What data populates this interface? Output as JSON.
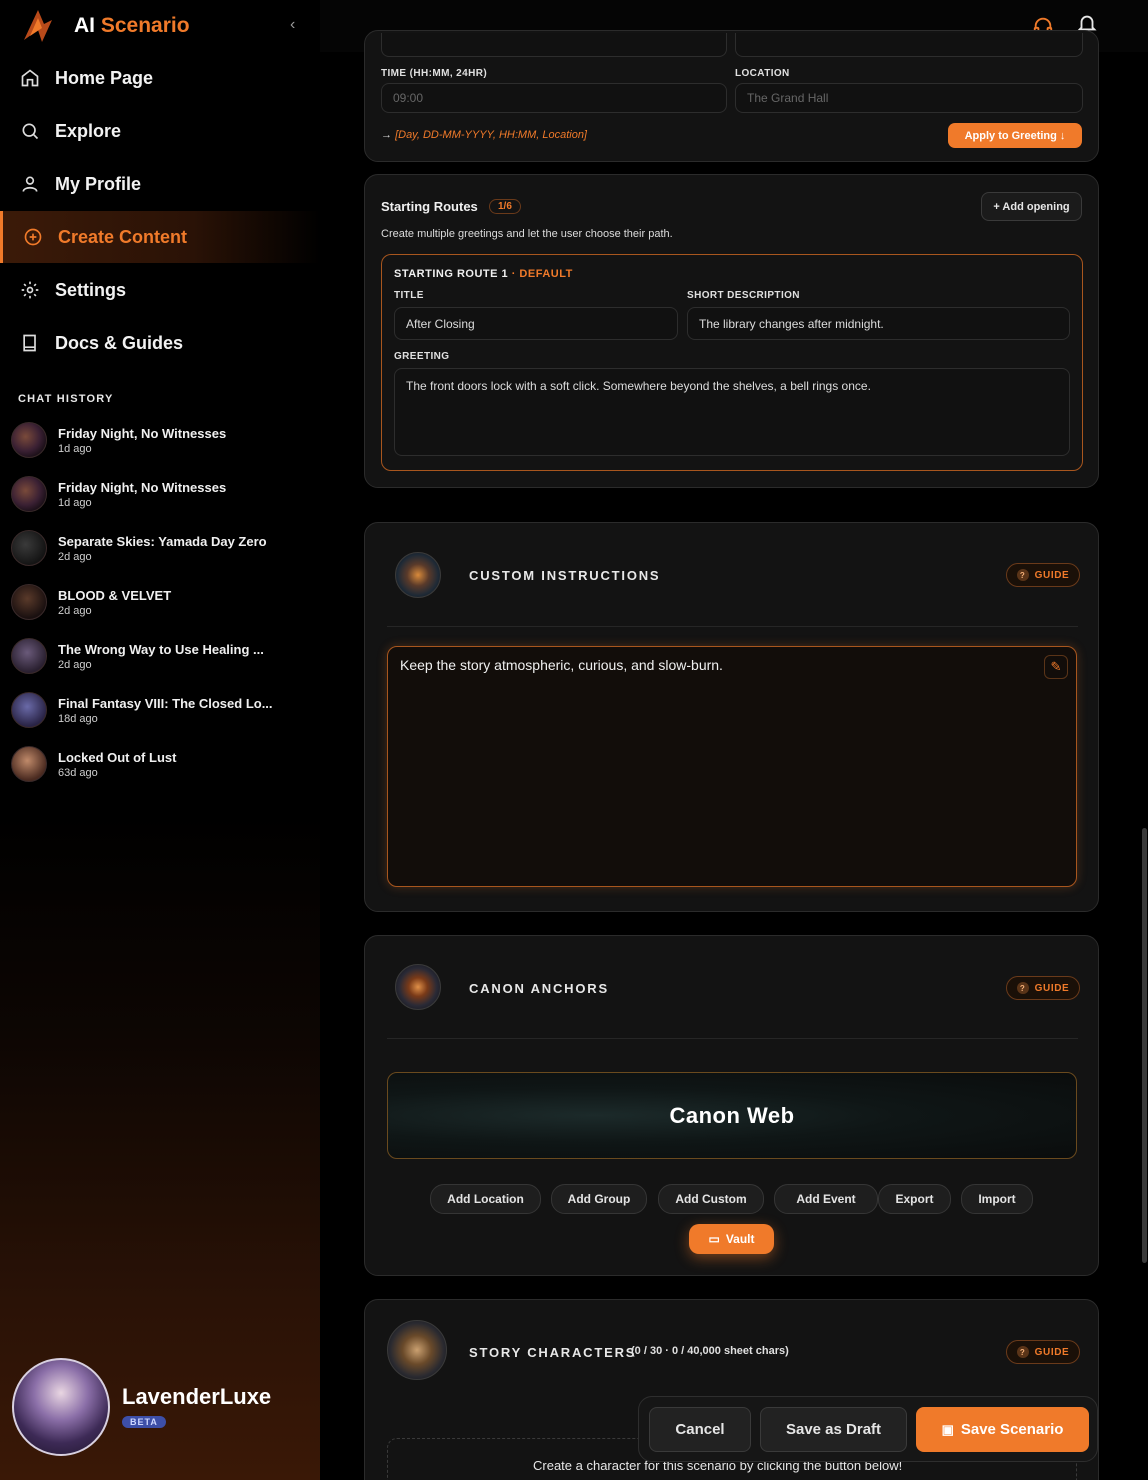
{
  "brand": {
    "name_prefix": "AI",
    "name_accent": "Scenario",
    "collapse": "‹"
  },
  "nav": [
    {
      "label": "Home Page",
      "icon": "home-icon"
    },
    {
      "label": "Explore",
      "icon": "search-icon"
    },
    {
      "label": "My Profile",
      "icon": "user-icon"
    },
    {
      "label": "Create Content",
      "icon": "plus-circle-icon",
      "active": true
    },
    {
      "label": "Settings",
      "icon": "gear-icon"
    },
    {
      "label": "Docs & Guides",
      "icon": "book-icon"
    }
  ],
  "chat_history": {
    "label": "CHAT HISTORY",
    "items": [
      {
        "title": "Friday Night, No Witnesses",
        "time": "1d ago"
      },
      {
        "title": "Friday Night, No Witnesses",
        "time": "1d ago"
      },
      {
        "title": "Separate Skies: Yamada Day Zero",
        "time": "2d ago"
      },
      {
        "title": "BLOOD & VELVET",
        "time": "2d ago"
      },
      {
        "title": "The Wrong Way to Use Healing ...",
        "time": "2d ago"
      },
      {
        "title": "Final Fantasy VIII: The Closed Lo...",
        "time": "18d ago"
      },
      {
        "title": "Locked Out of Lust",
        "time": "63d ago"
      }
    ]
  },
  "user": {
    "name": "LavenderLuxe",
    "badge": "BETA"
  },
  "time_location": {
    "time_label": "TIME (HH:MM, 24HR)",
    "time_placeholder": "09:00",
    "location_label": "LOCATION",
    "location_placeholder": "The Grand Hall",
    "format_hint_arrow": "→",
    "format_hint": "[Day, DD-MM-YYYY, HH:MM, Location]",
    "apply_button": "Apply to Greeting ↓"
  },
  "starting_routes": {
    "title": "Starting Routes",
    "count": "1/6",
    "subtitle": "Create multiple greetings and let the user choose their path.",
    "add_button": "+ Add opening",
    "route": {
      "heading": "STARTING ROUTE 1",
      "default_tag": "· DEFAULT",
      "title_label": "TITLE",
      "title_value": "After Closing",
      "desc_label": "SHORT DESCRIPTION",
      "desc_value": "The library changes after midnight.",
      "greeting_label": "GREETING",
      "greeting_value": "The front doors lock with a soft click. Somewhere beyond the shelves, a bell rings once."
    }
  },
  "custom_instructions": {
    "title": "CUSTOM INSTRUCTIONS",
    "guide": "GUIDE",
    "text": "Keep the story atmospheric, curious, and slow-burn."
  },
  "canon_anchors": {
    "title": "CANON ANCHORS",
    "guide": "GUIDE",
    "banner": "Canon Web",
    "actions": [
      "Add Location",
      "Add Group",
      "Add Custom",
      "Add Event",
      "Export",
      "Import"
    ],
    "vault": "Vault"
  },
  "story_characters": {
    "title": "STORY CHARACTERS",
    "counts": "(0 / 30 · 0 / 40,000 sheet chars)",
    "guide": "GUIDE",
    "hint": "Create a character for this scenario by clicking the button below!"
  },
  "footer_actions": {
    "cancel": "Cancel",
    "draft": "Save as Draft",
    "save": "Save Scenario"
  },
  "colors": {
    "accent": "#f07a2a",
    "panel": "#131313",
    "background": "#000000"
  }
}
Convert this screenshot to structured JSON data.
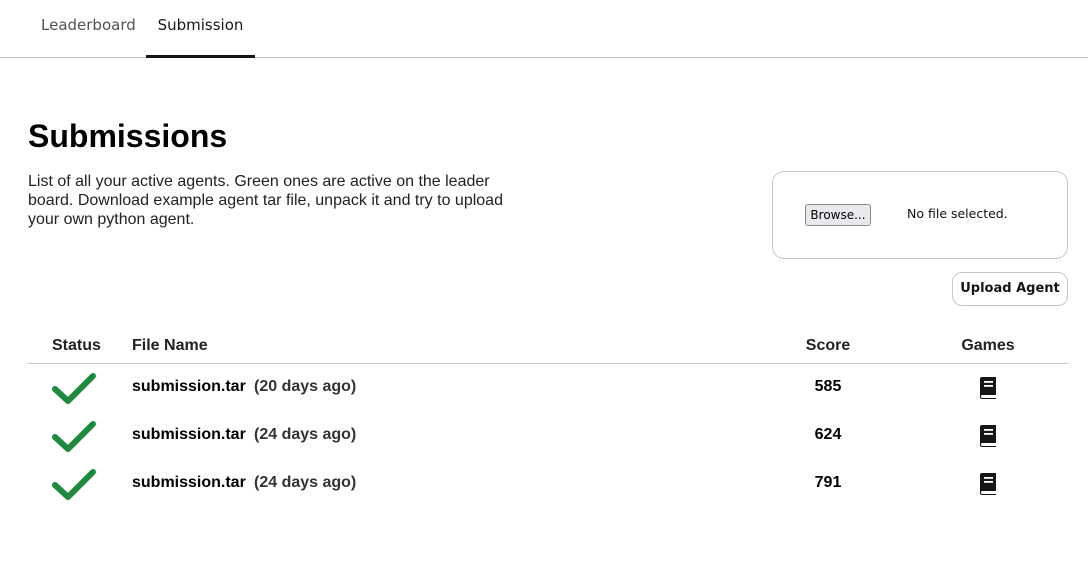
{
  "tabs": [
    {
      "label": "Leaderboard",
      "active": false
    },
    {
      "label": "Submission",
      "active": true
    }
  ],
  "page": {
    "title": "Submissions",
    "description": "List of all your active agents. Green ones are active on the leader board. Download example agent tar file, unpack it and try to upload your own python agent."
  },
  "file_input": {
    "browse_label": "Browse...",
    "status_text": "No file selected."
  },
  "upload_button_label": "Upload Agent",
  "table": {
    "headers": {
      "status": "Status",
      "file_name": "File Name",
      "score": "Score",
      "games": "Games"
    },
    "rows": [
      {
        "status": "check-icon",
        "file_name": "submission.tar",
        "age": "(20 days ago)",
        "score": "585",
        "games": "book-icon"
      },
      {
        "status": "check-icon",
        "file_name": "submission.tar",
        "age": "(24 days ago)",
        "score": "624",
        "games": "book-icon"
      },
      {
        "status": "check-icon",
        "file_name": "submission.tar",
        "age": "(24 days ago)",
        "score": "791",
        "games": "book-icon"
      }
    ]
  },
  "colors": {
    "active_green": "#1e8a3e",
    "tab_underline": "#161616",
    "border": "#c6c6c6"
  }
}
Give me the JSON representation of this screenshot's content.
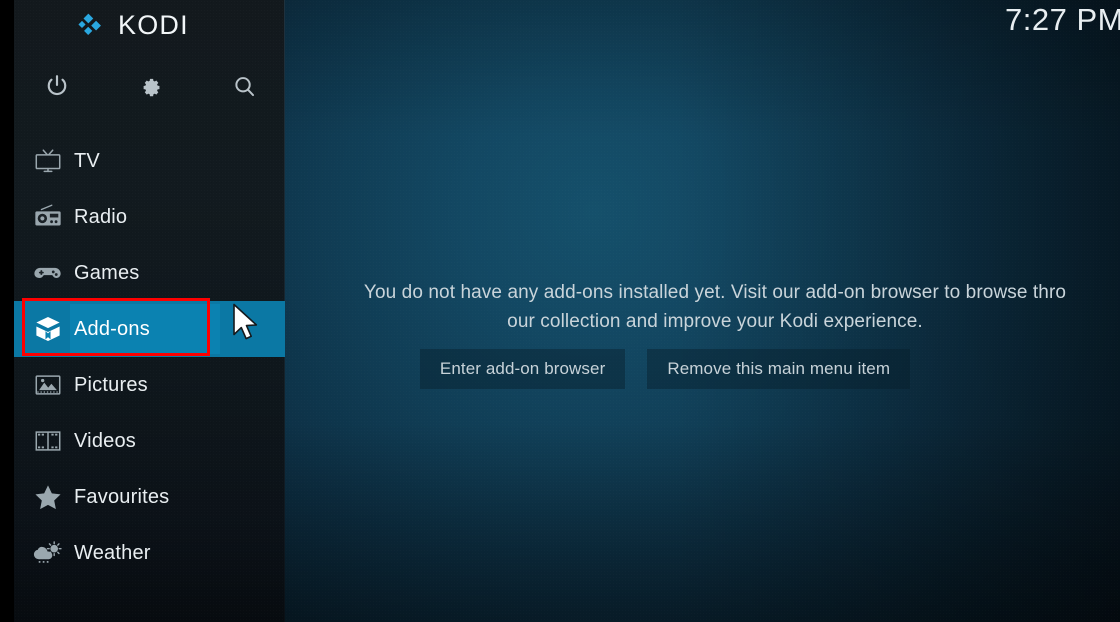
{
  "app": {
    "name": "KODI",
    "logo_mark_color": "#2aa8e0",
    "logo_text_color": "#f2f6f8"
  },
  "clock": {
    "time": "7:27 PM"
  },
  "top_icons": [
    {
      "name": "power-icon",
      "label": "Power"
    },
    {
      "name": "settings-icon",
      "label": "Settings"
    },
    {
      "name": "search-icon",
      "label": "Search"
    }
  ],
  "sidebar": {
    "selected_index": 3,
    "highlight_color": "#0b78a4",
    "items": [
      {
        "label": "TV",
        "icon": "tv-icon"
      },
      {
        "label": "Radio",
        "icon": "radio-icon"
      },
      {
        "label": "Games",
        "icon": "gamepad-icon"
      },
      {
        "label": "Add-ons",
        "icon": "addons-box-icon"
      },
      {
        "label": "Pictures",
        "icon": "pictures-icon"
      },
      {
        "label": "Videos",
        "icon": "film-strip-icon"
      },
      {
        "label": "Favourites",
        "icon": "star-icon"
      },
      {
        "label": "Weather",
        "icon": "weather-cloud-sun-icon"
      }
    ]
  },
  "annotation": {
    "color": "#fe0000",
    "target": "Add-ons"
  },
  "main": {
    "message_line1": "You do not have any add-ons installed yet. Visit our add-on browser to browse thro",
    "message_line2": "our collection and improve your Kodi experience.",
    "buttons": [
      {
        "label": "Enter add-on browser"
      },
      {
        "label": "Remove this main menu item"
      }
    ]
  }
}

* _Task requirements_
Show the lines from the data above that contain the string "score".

* _Output for this task_
      "score": "Score",
        "score": "585",
        "score": "624",
        "score": "791",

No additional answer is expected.